I plan to ask the welder about some modifications to the motor well, but as a partial solution to the splashing problem I decided to rivet some plastic sheeting to the underside of the deck beams. I could not figure out how to cut and install it in one piece, so I attached the front part first, securing the aft edge with spring clamps while riveting the forward edge.
The parts overlap and are riveted together and to the crossbeam at the front edge, then secured with more rivets in the center. At the aft end, I used the bolts that attach the motor well plates to the crossbeam to attach the plastic.
I enlisted the help of one of my neighbors to move the engine a bit higher. In the process, I discovered a couple of additional problems. The access plate in the motor well and/or the mounting bolts were leaking, so there was some water in the well. I can stop leaks eventually. The other problem is worse: the two lower mounting holes are drilled a bit low. The engine is at an acceptable height now, but I'd like to move it up another inch. I plan to ask the welder what to do about this situation.
With the engine operational, I decided it was time for amenities. First up, the GPS/Fishfinder mount and wires. To seal the hole where the wires pass through the top of the console, I created a blue tape "dam" around them and filled the hole with caulk. I also installed a down-facing courtesy light above the console bench seat so it can serve as a lit working area at night. While I was at it, I added an LED light, shining brightly in the picture at left. I probably should have turned it off prior to taking the picture. Both lights are controlled by a single switch, installed near the ignition switch.
We took our grandson on our first "real" ride on the repowered boat, meaning not a test run, not for break-in purposes.
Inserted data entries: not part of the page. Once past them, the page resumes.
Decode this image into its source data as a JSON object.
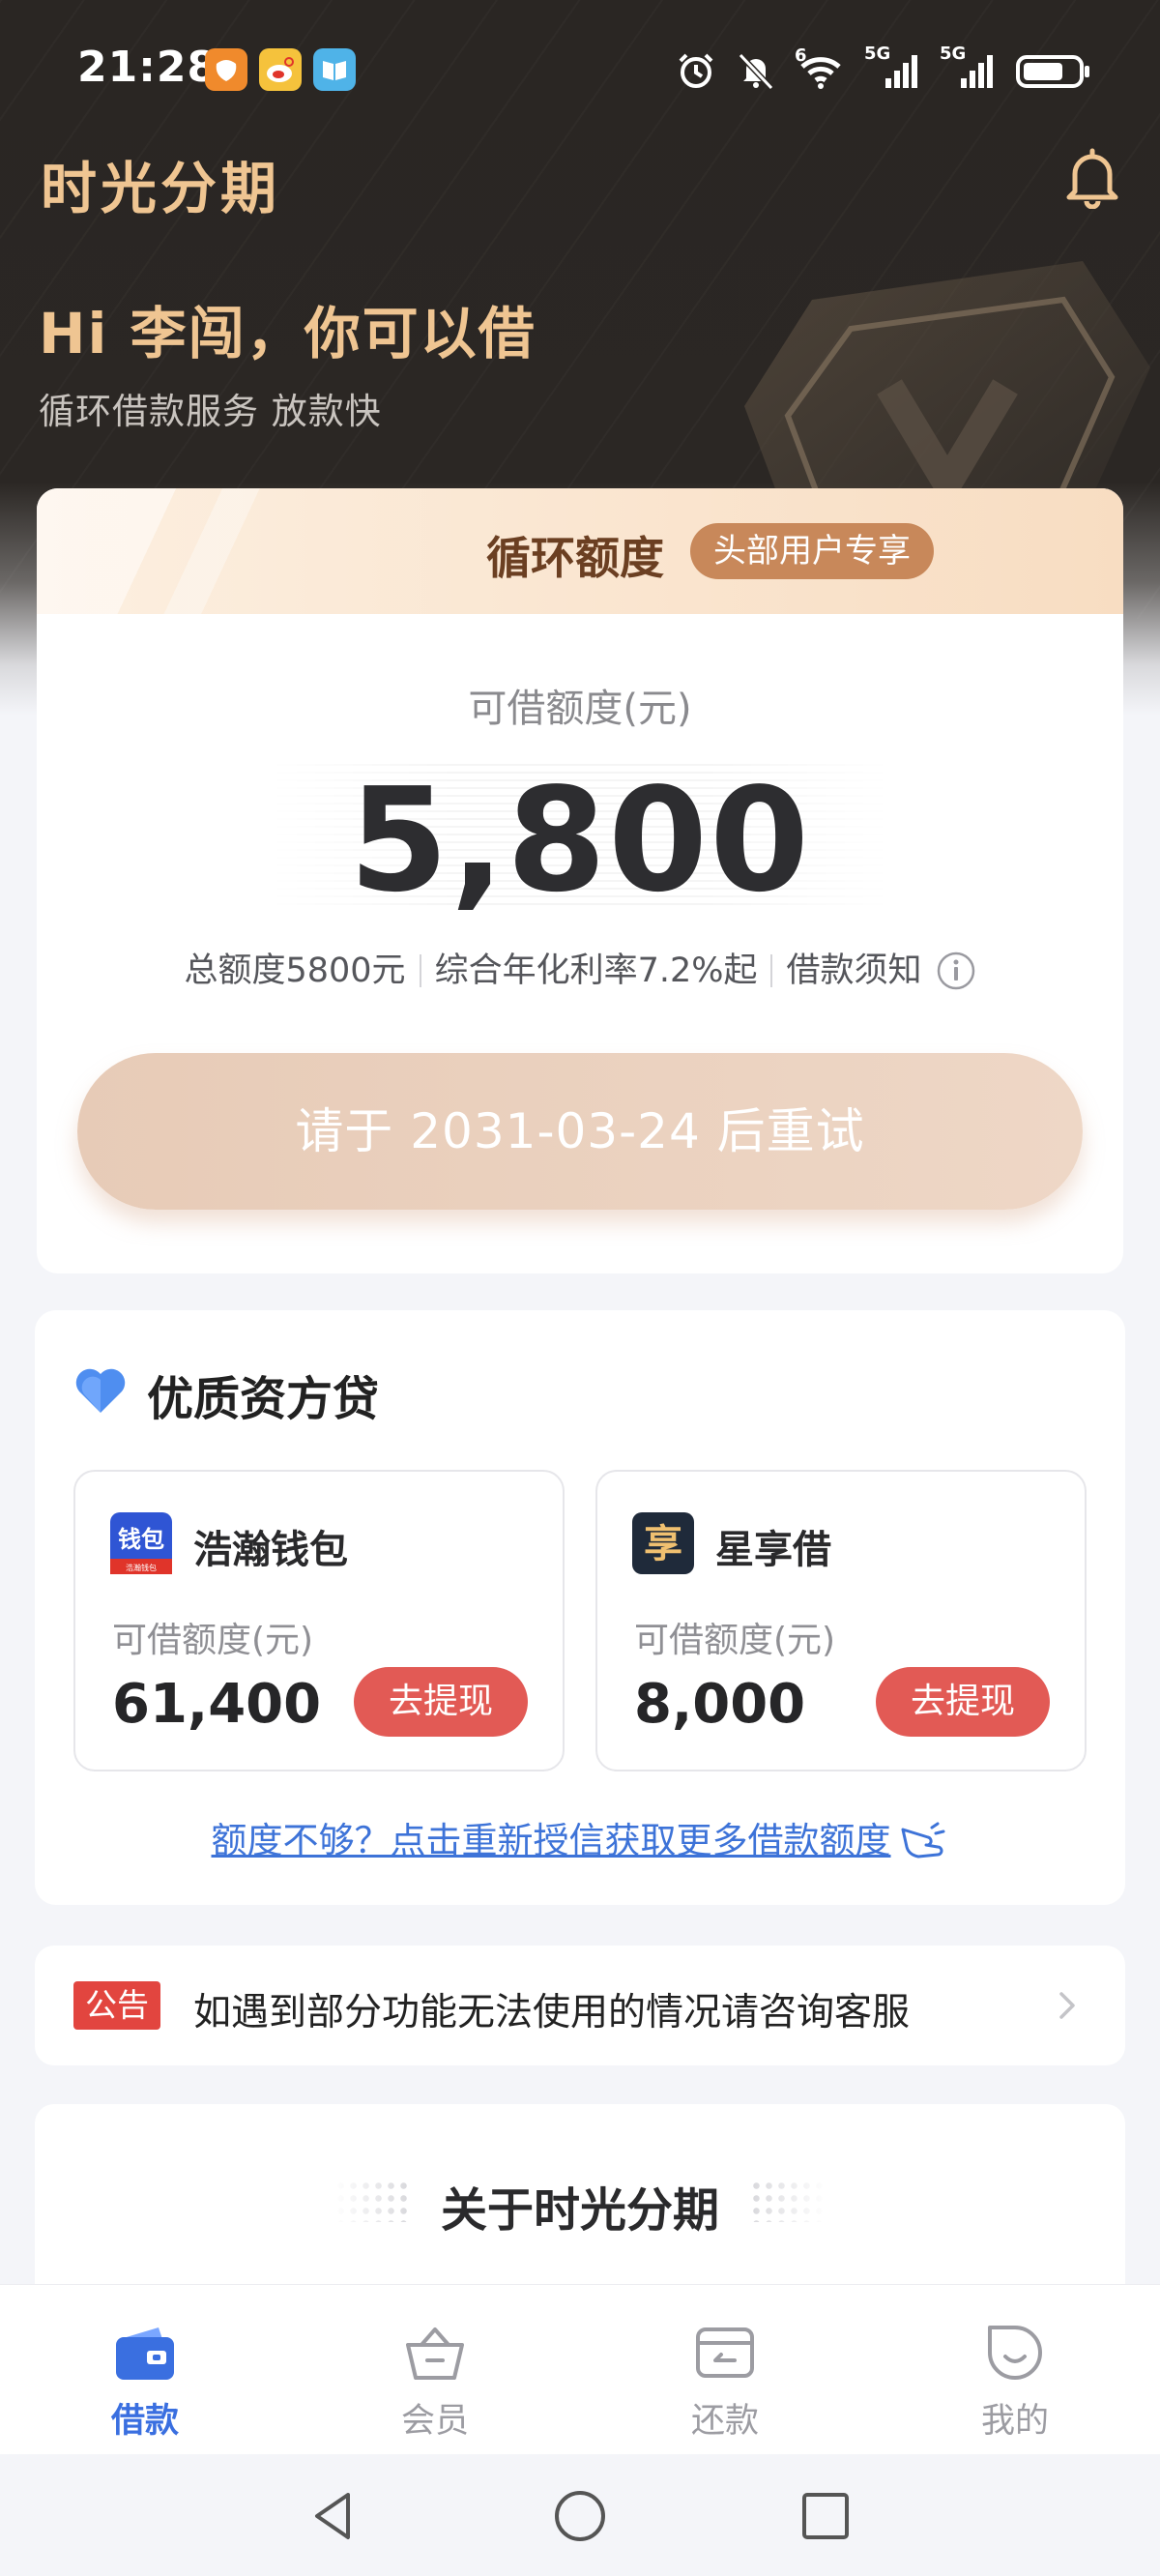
{
  "status_bar": {
    "time": "21:28",
    "notification_icons": [
      "taobao-icon",
      "weibo-icon",
      "reader-icon"
    ],
    "system_icons": [
      "alarm-icon",
      "mute-icon",
      "wifi-icon",
      "signal-5g-icon",
      "signal-5g-icon",
      "battery-icon"
    ],
    "wifi_generation": "6",
    "network_label_1": "5G",
    "network_label_2": "5G"
  },
  "header": {
    "app_title": "时光分期",
    "greeting": "Hi 李闯，你可以借",
    "subtitle": "循环借款服务 放款快"
  },
  "credit_card": {
    "title": "循环额度",
    "badge": "头部用户专享",
    "available_label": "可借额度(元)",
    "available_amount": "5,800",
    "total_limit": "总额度5800元",
    "rate": "综合年化利率7.2%起",
    "notice_link": "借款须知",
    "retry_button": "请于 2031-03-24 后重试"
  },
  "quality_loans": {
    "title": "优质资方贷",
    "lenders": [
      {
        "name": "浩瀚钱包",
        "logo_text": "钱包",
        "logo_subtext": "浩瀚钱包",
        "label": "可借额度(元)",
        "amount": "61,400",
        "button": "去提现",
        "logo_color": "#2f55d4"
      },
      {
        "name": "星享借",
        "logo_text": "享",
        "label": "可借额度(元)",
        "amount": "8,000",
        "button": "去提现",
        "logo_color": "#1f2a3a"
      }
    ],
    "more_link": "额度不够？点击重新授信获取更多借款额度"
  },
  "notice": {
    "tag": "公告",
    "text": "如遇到部分功能无法使用的情况请咨询客服"
  },
  "about": {
    "title": "关于时光分期"
  },
  "tabbar": {
    "items": [
      {
        "label": "借款",
        "icon": "wallet-icon",
        "active": true
      },
      {
        "label": "会员",
        "icon": "member-basket-icon",
        "active": false
      },
      {
        "label": "还款",
        "icon": "repay-card-icon",
        "active": false
      },
      {
        "label": "我的",
        "icon": "profile-face-icon",
        "active": false
      }
    ]
  },
  "colors": {
    "accent_gold": "#efc592",
    "header_dark": "#2a2623",
    "primary_blue": "#3a6fe0",
    "withdraw_red": "#e25a55",
    "notice_red": "#e2453f"
  }
}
Just a pleasure trip up the creek to our friend Pete's house, where he took the picture at right.
I decided to put a couple of drain holes into the motor well. In the process, I found out that my second attempt to seal it was not successful and they are still needed. I'm pretty sure I know where the leaks are this time and can seal them. Or try again.
I added a couple of finishing touches to the console, shown at right: a 12 volt outlet to power a baitwell or spotlight and a separate engine hour meter (there is one built into the tachometer). I still have not found nor built a door for the aft face of the console, but it works!
At last, we got to take a shot at my wife's dream of catching a tarpon from her own boat on the harbor! After a brief delay in which I learned that these newfangled safety switches are picky about just how they are inserted, we followed up on a rumor of small tarpon near the US 41 bridges. Success! Well, sort of. It's a micro-tarpon, probably about ten pounds, but the bottom line is the same: she caught a tarpon in the harbor!
Now she wants a bigger one. Maybe in the next installment...